According to Variety, the Siamese cats will be removed in the remake set to debut on Disney Plus streaming. Disney isn’t saying what the cats will be replaced with at this moment.
The movie will take place in 1910. “Lady and the Tramp” is about the romance between a sheltered cocker spaniel named Lady and a tough street mutt named Tramp. Tessa Thompson will voice the Lady, while Justin Theroux will voice the Tramp.
Janelle Monae and her artist collective Wondaland will work on two original songs for “Lady and the Tramp.”

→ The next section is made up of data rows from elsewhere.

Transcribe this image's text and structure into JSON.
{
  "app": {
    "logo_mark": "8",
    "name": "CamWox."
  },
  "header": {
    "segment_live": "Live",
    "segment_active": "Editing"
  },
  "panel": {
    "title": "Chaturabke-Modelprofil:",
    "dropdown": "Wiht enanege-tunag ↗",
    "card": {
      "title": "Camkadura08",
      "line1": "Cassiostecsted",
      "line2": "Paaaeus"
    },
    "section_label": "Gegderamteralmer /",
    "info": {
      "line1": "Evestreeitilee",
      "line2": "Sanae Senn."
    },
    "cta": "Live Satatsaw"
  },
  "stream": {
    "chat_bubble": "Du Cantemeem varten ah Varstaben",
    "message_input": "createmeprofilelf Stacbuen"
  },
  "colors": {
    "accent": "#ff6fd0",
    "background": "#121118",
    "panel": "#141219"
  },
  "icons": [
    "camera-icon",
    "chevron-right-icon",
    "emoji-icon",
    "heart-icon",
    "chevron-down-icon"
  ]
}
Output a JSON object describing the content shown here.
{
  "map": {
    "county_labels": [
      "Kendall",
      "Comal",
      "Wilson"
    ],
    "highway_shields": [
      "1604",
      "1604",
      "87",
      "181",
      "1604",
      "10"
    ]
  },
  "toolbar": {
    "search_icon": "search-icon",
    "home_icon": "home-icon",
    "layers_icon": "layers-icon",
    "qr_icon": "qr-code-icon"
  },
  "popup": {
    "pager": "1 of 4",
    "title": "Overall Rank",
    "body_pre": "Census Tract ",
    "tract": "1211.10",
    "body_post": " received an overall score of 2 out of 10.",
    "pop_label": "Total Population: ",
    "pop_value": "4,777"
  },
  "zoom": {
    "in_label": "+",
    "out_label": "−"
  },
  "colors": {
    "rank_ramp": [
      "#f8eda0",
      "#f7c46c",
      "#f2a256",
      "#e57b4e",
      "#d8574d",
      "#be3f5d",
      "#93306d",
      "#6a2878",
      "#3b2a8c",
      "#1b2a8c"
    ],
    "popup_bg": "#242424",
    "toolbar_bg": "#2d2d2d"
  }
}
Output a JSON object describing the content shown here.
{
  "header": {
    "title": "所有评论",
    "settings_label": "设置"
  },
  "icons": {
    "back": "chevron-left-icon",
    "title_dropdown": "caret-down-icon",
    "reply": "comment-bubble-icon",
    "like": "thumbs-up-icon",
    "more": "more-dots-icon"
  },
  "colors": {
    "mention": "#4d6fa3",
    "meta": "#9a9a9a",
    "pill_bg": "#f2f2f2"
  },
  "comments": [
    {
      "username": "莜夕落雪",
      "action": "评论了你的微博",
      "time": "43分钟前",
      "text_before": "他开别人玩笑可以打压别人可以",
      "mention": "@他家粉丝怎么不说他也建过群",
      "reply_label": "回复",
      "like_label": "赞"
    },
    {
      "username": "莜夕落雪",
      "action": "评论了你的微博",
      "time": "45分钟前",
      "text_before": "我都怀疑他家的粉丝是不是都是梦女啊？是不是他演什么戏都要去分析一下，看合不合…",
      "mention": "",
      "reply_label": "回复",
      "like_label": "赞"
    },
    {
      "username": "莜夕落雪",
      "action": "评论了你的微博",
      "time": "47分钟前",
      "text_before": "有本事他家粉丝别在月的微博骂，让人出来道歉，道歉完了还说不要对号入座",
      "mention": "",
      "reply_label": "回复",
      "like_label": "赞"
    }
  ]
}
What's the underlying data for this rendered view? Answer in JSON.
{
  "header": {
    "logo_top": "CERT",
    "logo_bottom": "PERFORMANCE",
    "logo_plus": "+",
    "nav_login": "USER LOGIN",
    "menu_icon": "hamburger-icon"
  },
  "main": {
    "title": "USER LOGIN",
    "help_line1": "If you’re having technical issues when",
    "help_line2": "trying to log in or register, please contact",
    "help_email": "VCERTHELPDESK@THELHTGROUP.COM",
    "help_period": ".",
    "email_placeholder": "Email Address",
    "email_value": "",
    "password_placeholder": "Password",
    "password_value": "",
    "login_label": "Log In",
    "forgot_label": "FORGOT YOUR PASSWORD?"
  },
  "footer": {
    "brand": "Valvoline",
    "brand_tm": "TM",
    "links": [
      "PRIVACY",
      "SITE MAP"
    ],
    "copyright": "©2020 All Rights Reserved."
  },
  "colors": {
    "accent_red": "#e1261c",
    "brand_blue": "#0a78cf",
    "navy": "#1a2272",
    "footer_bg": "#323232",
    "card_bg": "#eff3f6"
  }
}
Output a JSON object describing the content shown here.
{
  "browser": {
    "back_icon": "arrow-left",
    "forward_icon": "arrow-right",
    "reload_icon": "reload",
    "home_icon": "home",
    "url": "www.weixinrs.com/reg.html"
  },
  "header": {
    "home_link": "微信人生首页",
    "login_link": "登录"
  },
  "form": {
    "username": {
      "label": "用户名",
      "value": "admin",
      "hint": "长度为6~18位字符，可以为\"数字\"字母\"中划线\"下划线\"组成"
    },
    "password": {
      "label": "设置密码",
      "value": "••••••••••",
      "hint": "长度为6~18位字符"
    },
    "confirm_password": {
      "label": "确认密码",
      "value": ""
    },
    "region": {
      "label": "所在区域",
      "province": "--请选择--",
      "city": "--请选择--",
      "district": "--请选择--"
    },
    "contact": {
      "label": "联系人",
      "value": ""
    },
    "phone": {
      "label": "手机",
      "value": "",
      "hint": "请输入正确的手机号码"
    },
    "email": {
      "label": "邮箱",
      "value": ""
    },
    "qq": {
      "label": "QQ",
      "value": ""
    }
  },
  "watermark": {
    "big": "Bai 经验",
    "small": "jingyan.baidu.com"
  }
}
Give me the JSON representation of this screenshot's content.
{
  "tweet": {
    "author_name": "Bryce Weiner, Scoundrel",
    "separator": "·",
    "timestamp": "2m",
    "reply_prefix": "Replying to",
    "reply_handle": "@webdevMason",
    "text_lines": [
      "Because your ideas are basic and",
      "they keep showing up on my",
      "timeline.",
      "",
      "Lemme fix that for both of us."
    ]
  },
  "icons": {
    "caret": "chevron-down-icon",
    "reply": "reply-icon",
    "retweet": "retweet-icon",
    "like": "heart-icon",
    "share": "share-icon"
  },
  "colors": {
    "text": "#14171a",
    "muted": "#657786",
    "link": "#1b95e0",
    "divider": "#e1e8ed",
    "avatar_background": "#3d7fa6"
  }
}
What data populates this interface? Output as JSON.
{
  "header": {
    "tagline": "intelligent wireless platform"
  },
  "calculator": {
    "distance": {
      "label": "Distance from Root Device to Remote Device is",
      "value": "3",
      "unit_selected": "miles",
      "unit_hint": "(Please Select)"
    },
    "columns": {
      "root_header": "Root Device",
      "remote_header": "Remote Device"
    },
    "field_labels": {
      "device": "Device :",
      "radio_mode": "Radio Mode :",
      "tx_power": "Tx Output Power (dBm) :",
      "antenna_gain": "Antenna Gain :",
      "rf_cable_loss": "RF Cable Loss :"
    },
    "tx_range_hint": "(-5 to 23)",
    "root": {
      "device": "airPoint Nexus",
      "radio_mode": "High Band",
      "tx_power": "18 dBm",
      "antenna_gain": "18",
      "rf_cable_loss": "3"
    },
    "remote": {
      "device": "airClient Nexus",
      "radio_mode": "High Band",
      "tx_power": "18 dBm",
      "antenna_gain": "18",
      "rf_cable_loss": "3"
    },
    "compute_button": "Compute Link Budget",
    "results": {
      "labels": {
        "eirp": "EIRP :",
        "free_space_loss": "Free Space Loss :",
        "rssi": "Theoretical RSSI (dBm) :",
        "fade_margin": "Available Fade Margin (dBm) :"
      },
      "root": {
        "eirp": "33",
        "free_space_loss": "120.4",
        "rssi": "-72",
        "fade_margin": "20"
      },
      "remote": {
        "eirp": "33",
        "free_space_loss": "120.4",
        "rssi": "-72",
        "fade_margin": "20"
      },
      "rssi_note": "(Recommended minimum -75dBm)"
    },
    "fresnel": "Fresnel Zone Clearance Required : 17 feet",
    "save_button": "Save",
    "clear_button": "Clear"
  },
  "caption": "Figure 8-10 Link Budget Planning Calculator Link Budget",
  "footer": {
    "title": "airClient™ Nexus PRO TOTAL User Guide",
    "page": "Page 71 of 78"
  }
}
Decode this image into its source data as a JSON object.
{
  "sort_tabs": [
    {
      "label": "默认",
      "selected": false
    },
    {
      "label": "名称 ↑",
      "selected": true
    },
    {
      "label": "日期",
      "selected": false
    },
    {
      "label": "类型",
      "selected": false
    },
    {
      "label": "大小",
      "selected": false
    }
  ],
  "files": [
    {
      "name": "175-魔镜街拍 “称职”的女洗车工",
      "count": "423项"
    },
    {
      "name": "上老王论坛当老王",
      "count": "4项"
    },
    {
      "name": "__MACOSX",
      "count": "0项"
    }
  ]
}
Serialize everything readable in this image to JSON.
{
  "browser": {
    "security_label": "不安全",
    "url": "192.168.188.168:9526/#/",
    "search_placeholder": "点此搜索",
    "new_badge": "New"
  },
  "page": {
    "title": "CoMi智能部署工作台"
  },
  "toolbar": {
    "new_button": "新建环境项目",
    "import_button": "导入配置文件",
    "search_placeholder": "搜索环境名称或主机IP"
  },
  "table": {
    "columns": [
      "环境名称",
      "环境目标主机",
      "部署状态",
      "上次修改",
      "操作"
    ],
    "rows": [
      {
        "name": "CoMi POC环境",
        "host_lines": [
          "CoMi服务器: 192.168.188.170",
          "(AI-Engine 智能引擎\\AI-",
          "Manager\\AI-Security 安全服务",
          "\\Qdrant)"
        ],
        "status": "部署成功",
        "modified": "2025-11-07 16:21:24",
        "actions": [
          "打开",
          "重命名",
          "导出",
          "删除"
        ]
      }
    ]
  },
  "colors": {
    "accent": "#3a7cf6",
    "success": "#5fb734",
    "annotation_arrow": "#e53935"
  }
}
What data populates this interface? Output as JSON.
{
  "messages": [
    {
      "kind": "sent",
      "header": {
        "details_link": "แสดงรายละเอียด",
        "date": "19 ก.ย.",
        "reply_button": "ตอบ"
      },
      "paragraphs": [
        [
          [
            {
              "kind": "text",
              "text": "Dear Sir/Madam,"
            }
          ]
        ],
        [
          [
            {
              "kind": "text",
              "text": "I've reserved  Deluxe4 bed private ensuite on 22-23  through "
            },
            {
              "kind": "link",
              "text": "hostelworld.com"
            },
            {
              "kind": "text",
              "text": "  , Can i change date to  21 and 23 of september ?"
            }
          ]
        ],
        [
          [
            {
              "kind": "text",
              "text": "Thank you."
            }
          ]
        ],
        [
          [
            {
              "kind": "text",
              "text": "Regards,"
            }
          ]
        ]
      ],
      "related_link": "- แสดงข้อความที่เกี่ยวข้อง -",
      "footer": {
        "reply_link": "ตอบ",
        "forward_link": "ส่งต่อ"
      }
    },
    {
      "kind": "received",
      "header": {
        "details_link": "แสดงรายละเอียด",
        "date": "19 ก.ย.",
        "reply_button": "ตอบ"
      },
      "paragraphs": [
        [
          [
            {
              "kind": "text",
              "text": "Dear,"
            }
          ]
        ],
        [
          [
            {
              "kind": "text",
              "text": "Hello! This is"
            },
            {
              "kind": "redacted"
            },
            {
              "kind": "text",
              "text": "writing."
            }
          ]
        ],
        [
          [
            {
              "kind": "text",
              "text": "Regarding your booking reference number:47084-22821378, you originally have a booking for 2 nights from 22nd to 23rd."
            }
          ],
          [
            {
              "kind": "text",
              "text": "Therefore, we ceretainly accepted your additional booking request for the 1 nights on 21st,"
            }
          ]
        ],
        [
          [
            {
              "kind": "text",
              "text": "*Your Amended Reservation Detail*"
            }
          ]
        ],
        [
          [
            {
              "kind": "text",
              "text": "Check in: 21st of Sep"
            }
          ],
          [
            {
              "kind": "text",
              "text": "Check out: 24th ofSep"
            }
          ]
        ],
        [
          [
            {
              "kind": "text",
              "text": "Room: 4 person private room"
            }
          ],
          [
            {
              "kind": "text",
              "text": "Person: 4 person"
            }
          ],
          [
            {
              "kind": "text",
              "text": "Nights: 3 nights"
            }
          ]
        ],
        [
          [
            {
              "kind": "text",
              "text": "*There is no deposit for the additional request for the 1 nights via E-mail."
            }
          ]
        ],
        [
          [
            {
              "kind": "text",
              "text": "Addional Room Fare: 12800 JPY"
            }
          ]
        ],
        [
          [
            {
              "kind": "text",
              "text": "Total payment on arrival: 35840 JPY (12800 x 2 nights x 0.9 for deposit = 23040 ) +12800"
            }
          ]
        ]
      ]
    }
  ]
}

In a post titled “The Code Behind the Kitty: Unpacking the Racist Myth of the Siamese Cat,” Marcus Hunter wrote, “The Siamese cat, as canonical as it is controversial, has developed a legacy in American cinema for embodying undeniably racist stereotypes about Asians and Asian Americans — most notably through the Siamese duo Si and Am of Lady and the Tramp, often cited as one of the most racist cartoon characters ever depicted on film.”
He explained that after World War II, anti-Japanese sentiments were at a fever high along with anti-Asian sentiments. The cats merely reinforced painting Asians as an untrusty monolith. Furthermore, it tapped into the fear Americans had of the east.
“Si and Am of Lady and the Tramp, which premiered just a decade after the war’s end, were undoubtedly conjured by the remaining prejudices of this milieu, emblems of an era when anything categorically or characteristically “Asian” was met with misplaced fear and intemperate hostility used to create a dehumanized image of the “Other” and frame it as a direct affront to Western hegemony, justifying the prejudice against it.”
The live-action remake will be directed by Charlie Bean and written by Andrew Bujalski. It is scheduled to be released on November 12, 2019.